[Website and app data records]
───

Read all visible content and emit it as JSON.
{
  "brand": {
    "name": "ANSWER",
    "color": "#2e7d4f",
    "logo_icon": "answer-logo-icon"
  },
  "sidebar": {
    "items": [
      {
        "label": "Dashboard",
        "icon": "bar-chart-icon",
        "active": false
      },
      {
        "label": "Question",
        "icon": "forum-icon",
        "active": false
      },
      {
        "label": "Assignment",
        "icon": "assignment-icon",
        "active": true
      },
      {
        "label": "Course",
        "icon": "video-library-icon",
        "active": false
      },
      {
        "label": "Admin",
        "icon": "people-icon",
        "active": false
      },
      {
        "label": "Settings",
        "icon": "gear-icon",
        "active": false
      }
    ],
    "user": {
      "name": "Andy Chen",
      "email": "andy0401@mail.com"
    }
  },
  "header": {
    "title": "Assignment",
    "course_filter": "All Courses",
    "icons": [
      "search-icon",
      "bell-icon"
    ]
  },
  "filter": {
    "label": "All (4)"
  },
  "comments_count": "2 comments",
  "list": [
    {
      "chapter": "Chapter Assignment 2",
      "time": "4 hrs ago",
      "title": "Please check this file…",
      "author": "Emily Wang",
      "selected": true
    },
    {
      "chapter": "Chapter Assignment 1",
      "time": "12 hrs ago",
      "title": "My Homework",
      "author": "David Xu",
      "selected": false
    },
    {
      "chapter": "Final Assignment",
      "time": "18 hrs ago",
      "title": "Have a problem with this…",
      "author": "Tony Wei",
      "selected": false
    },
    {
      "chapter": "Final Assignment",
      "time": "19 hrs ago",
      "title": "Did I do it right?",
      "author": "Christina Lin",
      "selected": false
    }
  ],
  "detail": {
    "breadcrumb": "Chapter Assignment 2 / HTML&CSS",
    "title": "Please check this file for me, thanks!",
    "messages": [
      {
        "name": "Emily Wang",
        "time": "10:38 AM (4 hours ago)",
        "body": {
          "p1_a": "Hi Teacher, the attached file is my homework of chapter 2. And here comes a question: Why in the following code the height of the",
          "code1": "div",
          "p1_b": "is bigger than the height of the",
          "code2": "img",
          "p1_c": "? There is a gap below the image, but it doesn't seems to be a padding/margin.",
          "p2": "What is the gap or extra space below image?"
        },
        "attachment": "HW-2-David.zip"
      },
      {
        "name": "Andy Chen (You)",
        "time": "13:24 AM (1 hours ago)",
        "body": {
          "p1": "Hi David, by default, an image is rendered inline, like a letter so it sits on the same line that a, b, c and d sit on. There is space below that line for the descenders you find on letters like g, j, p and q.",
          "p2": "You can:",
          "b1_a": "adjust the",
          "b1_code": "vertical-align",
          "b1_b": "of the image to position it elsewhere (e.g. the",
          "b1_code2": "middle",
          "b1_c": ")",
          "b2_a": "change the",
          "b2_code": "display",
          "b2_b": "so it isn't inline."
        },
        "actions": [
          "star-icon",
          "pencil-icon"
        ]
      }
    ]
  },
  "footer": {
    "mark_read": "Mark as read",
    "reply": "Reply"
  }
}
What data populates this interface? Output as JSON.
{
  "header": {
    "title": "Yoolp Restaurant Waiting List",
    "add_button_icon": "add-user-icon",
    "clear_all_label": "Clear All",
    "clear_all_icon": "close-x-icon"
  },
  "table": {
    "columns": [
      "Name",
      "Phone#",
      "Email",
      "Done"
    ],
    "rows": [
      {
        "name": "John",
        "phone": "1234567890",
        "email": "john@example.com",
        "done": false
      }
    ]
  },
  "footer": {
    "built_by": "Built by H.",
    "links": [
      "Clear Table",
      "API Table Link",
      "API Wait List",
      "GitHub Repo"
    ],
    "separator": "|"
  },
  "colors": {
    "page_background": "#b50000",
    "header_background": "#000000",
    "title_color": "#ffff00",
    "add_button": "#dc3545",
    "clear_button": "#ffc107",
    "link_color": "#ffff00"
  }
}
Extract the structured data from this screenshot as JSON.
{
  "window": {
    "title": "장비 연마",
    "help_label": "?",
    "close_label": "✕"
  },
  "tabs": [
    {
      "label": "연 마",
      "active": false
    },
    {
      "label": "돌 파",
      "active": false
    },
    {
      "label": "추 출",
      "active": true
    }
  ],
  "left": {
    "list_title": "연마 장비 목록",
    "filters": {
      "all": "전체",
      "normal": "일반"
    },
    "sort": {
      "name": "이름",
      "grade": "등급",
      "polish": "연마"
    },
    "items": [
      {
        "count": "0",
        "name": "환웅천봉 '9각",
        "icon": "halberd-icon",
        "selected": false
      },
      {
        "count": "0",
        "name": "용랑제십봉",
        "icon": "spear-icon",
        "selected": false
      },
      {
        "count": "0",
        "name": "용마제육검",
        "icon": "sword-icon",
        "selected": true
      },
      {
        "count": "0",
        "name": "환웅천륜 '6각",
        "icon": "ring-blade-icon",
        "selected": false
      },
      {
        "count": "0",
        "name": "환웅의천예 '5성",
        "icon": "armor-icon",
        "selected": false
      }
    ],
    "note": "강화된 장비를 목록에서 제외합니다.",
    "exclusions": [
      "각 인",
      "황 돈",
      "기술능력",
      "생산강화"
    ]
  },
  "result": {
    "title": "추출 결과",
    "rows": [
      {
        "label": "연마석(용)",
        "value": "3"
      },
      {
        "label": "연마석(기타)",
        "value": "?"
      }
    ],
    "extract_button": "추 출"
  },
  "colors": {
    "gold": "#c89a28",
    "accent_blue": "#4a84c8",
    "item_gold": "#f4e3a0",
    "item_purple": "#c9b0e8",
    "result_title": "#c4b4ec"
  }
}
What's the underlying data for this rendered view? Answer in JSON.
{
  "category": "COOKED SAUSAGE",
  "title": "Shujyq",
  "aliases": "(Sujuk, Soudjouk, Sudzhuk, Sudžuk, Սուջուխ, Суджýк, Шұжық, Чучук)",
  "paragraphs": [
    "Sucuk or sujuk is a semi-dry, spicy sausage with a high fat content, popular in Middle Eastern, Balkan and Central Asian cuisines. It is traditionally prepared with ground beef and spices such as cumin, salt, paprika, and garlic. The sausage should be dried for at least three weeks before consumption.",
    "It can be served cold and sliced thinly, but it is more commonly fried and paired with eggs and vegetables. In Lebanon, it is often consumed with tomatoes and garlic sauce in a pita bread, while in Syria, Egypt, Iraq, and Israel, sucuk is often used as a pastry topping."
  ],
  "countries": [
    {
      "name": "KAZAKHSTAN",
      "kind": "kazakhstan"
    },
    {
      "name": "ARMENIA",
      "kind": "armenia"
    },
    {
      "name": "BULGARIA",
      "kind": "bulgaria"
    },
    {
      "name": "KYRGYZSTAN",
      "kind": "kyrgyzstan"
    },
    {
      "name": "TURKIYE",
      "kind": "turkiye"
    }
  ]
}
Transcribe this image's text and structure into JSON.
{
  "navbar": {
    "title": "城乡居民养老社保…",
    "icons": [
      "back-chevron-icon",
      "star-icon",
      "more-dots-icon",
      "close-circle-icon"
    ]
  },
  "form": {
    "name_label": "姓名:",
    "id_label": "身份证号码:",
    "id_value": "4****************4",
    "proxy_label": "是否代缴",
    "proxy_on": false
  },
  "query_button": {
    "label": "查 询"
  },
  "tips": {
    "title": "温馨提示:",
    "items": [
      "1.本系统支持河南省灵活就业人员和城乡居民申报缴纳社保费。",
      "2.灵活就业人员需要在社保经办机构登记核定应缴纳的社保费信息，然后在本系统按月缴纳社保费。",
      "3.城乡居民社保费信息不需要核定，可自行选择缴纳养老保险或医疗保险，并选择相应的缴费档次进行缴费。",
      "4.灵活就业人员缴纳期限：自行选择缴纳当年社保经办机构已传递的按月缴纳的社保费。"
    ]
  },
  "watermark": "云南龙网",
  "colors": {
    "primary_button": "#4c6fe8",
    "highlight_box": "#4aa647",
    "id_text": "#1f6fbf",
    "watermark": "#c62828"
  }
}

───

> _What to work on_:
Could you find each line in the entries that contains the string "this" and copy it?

> _Written solution_:
      "title": "Please check this file…",
      "title": "Have a problem with this…",
    "title": "Please check this file for me, thanks!",
What data populates this interface? Output as JSON.
Extract the structured data from this screenshot as JSON.
What's the underlying data for this rendered view? Answer in JSON.
Transcribe this image's text and structure into JSON.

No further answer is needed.